Coron abounds with shipwrecks left by the American bombardment of Japanese ships anchored in Coron Bay. These wrecks, scattered at different depths provide a breathtaking adventure. Among the noted wrecks are:

  • Akitsushima. One of the few true warships, it is considered as an advanced dive due to its depth.

  • East Tangat Gunboat. Itís origins is not known and believed to be either a tug boat or an anti-submarine craft.

  • Irako. A Japanese refrigeration ship, lies almost upright, listing about 10 degress to port in 45 meters of water.

  • Kyokuzan Maru. A 160-180m Japanese freighter, located Northeast of Busuanga Island. Due to its distance from Coron, this is a day-long two dive adventure

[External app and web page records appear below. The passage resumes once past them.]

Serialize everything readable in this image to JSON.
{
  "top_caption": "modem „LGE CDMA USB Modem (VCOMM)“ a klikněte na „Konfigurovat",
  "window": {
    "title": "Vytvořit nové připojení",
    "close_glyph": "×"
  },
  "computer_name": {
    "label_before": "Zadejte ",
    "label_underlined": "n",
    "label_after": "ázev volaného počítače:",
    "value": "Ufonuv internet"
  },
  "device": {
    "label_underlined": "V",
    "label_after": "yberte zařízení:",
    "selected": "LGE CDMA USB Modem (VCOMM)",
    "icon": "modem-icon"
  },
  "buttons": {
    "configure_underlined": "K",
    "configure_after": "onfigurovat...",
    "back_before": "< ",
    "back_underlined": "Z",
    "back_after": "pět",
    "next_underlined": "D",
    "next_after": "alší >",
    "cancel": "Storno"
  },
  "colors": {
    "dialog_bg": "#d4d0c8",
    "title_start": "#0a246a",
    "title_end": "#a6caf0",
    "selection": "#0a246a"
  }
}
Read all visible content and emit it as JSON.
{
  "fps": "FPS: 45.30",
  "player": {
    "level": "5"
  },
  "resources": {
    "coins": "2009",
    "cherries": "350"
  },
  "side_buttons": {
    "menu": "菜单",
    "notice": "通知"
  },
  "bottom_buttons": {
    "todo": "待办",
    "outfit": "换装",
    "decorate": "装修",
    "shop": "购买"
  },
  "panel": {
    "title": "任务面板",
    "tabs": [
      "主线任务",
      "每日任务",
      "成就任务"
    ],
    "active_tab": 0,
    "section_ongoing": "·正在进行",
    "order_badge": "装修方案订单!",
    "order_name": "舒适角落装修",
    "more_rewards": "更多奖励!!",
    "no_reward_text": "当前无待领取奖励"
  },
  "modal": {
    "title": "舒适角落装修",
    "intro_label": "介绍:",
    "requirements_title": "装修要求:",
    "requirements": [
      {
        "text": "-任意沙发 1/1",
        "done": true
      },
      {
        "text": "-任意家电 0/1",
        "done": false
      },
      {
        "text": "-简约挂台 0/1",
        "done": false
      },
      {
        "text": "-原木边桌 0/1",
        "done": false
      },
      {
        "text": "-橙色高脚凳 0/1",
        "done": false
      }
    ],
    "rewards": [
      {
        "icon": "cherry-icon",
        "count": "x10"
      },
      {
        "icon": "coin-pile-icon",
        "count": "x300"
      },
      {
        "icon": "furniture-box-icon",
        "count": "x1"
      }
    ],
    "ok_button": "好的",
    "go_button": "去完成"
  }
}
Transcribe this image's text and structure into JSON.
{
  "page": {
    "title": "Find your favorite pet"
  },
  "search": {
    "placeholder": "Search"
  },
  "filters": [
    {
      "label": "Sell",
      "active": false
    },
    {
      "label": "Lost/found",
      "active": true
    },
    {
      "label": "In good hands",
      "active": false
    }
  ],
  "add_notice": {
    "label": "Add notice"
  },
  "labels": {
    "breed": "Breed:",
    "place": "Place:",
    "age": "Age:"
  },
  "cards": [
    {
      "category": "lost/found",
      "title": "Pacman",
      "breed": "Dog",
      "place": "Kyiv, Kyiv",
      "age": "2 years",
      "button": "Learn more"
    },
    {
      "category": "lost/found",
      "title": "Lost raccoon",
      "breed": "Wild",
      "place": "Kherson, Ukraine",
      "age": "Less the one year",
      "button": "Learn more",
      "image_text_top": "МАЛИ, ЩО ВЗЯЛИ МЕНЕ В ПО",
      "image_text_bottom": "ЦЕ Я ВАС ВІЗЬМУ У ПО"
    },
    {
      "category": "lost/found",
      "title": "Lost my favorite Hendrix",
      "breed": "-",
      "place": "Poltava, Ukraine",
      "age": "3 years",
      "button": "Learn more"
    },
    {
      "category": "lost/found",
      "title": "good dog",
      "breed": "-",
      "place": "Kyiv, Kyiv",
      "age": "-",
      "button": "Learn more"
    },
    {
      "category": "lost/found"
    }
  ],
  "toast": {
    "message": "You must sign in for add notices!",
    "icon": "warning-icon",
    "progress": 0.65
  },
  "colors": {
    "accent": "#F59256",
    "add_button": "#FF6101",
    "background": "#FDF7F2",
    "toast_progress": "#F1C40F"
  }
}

  • Kogyu Maru. An auxiliary ship, probably built in Europe and captured by the Japanese Fleet. It lies on its starboard side in 36m of water.

  • Lusong Island Gunboat.. Attacked and sunk by the US Navy, this shallow wreck , lying in about 10m of water, is excellent for snorkeling and wreck photography, and is often used for relaxation between dives.

  • Olympia Maru. . A 120 meter long Japanese freighter, lying on its starboard side, provides an excellent dive where you can observe big Groupers, Sweet Lips, turtles and even sea snakes. Nestled in an average depth of 15 meters (maximum 25m), this wreck is recommended for Advanced divers and Specialty Wreck divers.

  • Taiei Maru.. The Taiei Maru is an oil tanker of the Imperial Japanese Navy, attacked on September 24, 1944 and eventually sunk on October 9, 1944. It is 169 meters long and has a 10,045 gross tonnage. It sits almost level, with a slight list to port, pointing 350 degrees (compass bearing), with the bow broken off in 26 meters of water.

  • Tangat Wreck. . The origin of this coastal vessel is not known. Attacked and sunk on September 24, 1944, it was probably built in Greece, captured and used by the Japanese fleet. This 112 meter freighter was sunk by US aircraft and now lies on its starboard side, pointing 050 degrees (compass bearing) in 26 meters of water.

  • Interested? Add this to your tour.